CBI Director-General Digby Jones today (Wednesday) said: "The Chancellor has at last started to restore his business friendly credentials

"In a difficult business climate and with little room for manoeuvre, he has turned to more creative ways for improving the overall performance of the economy, especially productivity and investment. "His economic forecasts are more in tune with reality and he has resisted the temptation to slap more taxes on business, which would have delivered a serious blow to confidence. The fly in the ointment is the threatened increase in stamp duty on leasehold commercial property, which could be devastating for some high-street businesses." Measures the CBI welcomes: On the R&D tax credit, he said: "Firms will applaud this continuing drive to invest in innovation, which recognises the need to build for the future, despite short-term economic uncertainties." On measures for small firms, he said: "This is a further step on the road to a real enterprise culture. We are particularly pleased by extended eligibility for enhanced capital allowances and the reformed small firms loan guarantee scheme." On moves to cut red tape, he said: "This is a positive move in the right direction and the CBI looks forward to being involved in discussions on construction, transport and environmental services. But as always business will be looking for results, not just talk." On public sector pay, he said: "It is a huge step forward to allow regional public sector pay awards to reflect differing regional circumstances and inflation rates. The Chancellor has demonstrated his commitment to drive through this much-needed public sector reform, but flexibility is easier to talk about than achieve. On enterprise areas, he said: "The combination of fast-track planning approval and the prospect of enhanced capital allowances could have a big impact on future development in deprived areas." On the Climate Change Levy, he said "Firms will be relieved to see no increase in the Climate Change Levy, which ranks highly on the list of damaging business taxes." CBI concerns: On stamp duty on commercial property, he said: "Although there will be an extensive consultation period, it is clear that these proposals will seriously increase the cost of leased business properties for many companies. "On a typical high-street business lease the stamp duty cost would more than double under the Chancellor's new proposals. Property leasing is not necessarily a tax avoidance measure, something the Treasury fails to recognise. For many sectors, in particular retailing and catering, it is integral to the way they do business." On the training pilots, he said: "The pilots have not shown that a right to paid time off is always the answer.

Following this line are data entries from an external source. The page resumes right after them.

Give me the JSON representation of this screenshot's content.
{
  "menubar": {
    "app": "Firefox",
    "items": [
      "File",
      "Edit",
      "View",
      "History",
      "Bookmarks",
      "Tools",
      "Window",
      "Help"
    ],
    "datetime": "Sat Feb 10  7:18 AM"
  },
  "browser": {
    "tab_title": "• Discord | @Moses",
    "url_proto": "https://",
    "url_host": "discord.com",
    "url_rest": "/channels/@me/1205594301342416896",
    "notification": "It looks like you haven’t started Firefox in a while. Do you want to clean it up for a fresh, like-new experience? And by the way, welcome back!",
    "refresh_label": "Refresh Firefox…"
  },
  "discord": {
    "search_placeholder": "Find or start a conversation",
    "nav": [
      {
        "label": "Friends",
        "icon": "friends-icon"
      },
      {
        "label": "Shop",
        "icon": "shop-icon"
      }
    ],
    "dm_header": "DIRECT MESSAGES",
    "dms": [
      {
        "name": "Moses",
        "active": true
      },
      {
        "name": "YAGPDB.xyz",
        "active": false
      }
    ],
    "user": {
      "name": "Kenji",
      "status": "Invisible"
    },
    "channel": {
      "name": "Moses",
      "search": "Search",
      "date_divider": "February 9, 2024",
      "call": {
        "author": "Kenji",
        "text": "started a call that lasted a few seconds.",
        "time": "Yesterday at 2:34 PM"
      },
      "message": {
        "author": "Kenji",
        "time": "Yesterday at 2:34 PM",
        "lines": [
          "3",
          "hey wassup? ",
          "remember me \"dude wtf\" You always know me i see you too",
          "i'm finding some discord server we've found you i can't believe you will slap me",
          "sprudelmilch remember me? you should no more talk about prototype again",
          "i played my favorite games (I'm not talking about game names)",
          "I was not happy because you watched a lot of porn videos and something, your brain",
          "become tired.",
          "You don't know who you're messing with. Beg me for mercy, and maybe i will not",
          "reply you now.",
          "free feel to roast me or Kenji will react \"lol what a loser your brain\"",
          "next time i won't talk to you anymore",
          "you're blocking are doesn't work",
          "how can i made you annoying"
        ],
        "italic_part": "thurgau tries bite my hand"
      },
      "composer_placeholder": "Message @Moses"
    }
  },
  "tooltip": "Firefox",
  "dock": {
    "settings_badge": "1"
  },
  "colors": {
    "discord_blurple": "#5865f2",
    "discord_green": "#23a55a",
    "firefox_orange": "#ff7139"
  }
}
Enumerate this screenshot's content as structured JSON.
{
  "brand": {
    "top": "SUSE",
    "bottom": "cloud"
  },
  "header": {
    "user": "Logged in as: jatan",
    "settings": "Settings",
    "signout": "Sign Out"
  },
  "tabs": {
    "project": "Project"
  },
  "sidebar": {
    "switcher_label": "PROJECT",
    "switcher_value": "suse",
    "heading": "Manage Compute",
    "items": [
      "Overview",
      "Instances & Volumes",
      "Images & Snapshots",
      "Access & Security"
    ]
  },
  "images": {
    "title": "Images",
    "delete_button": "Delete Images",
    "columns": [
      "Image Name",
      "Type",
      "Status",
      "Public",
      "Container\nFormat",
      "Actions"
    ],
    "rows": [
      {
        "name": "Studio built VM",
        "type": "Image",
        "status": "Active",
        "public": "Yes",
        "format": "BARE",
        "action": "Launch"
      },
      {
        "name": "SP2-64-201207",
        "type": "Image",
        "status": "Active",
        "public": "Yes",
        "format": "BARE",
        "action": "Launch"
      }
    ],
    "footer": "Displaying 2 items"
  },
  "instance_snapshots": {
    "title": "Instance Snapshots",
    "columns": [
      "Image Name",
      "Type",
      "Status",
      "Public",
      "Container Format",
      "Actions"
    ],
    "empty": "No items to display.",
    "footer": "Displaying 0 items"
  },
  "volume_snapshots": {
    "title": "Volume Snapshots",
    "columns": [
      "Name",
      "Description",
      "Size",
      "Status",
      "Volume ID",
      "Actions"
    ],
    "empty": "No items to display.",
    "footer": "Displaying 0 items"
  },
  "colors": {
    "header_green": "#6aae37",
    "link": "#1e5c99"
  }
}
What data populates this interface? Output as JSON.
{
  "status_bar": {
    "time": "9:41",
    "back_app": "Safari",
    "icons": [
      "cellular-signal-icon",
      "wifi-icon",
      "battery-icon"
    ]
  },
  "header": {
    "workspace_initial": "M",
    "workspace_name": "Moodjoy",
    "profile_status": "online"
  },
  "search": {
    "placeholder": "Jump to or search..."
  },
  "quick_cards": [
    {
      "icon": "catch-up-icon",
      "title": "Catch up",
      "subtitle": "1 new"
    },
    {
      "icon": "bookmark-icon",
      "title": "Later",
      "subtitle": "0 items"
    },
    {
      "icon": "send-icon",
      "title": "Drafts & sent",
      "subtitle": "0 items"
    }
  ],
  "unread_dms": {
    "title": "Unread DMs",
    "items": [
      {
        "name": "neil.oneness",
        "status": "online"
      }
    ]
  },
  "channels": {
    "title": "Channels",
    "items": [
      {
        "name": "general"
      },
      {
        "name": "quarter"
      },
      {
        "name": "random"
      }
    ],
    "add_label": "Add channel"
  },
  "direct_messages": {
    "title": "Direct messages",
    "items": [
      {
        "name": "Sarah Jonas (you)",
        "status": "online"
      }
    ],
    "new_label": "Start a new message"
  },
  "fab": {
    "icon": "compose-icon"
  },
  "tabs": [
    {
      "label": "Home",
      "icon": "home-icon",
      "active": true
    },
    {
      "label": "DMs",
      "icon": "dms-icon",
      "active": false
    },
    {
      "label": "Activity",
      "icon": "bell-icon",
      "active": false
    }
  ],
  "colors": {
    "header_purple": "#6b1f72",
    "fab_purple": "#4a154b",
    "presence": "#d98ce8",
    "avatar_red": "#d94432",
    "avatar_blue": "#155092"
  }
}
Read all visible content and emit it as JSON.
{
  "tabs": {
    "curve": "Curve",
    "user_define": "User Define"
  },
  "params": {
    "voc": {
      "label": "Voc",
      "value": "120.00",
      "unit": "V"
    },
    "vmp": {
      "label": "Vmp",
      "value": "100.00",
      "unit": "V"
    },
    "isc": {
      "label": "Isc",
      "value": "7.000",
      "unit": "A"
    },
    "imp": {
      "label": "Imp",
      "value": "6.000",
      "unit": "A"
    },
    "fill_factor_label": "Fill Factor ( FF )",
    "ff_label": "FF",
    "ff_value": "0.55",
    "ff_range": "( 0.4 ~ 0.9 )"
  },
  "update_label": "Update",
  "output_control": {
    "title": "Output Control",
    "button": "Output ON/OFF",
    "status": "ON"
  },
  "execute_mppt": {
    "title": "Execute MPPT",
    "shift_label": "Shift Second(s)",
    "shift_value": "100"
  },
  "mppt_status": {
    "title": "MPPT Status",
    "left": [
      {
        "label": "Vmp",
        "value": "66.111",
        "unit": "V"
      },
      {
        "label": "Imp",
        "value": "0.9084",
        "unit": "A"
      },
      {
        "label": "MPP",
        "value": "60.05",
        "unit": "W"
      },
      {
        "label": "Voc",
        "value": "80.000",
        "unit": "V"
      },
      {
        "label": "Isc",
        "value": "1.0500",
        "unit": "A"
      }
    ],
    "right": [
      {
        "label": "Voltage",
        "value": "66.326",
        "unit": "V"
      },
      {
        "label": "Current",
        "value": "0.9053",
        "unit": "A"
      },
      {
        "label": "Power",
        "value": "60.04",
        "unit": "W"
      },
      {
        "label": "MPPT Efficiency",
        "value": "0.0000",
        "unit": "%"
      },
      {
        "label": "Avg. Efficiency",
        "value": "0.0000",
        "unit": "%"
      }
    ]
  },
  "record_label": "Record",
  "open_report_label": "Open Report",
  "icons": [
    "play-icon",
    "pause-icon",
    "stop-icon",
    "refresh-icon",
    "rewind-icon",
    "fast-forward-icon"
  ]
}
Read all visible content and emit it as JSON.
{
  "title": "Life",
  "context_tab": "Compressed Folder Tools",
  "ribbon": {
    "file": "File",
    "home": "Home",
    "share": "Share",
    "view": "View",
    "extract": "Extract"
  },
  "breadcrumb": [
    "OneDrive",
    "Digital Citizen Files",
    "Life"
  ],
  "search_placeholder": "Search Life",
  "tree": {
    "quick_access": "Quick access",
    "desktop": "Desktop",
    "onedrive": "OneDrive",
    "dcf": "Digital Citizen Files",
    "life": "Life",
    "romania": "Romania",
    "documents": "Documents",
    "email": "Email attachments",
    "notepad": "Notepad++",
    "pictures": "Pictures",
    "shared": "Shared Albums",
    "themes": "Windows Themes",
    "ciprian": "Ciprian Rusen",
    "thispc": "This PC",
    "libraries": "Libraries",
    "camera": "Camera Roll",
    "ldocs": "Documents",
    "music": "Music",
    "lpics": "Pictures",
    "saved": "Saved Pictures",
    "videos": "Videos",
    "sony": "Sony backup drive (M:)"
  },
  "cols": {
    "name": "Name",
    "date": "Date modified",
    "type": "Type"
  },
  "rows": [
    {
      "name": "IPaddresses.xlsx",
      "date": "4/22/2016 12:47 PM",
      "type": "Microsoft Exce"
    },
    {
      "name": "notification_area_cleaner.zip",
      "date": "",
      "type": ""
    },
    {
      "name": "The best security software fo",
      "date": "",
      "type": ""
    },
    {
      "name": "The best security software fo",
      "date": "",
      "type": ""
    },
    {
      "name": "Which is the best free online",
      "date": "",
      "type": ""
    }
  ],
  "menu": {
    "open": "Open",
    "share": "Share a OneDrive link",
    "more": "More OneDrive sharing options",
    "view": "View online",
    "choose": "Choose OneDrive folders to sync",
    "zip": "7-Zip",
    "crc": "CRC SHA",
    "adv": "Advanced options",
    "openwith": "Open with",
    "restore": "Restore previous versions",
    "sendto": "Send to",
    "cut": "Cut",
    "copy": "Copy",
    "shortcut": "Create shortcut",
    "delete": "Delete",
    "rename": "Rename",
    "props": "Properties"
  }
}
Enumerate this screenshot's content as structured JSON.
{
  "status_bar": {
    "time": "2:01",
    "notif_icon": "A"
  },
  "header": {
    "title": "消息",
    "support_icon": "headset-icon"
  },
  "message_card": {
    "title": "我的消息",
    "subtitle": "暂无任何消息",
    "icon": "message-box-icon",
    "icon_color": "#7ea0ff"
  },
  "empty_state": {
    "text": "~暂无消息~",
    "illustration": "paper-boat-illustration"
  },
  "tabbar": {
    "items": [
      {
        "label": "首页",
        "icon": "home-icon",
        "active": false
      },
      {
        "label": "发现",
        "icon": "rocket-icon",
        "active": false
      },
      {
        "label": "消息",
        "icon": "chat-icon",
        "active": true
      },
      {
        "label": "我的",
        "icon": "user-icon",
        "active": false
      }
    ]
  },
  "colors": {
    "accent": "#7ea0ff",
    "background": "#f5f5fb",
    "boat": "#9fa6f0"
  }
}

Such schemes are best tailored to the needs of individual firms. The worry is that the Chancellor has already decided to introduce a statutory right regardless of what employers need, and one size will certainly not fit all in this important area." MF